Posted: Tue Jan 24, 2017 8:23 pm
My TA gave an example where an ice cube was dropped into water in an adiabatic container, and used the equation q=n*detaH(fusion) for the heat to melt and added that to the heat to melt, to find the heat of the system. I was confused on where that equation came from and why exactly we have to add it to find the total value for q of the system.

### Re: Phase Change Formula

Posted: Tue Jan 24, 2017 9:44 pm
q=n*detaH(fusion) represents the enthalpy of fusion multiplied by number of mols of ice present. It refers to the heat associated with melting that many mols of ice (n). Since melting ice requires heat, the ice is taking energy from the water, and thus is conferring a temperature change in the water, which can be calculated by $q=mC_{water}\Delta T$. Note that the ice is gaining energy, and that the water is losing energy, and $q_{total}$ is equal to 0.

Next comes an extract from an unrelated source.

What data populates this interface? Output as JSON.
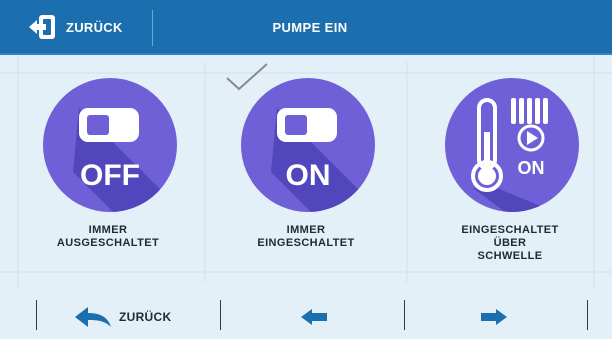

### Re: Phase Change Formula

Posted: Tue Jan 31, 2017 9:20 am
An adiabatic system means that all heat within the system remains, so there is no transfer from the adiabatic system to it's surroundings. Concerning the melting of ice, you must use the H(fusion) (kj/mol) and multiply that by moles. If given grams, you divide by the molar mass of water. This way all of your units cancel out and you are left with kj, which describes the heat needed for that particular phase change. You should keep in mind that a phase change from solid to liquid shouldn't require as much energy as a phase change from liquid to vapor.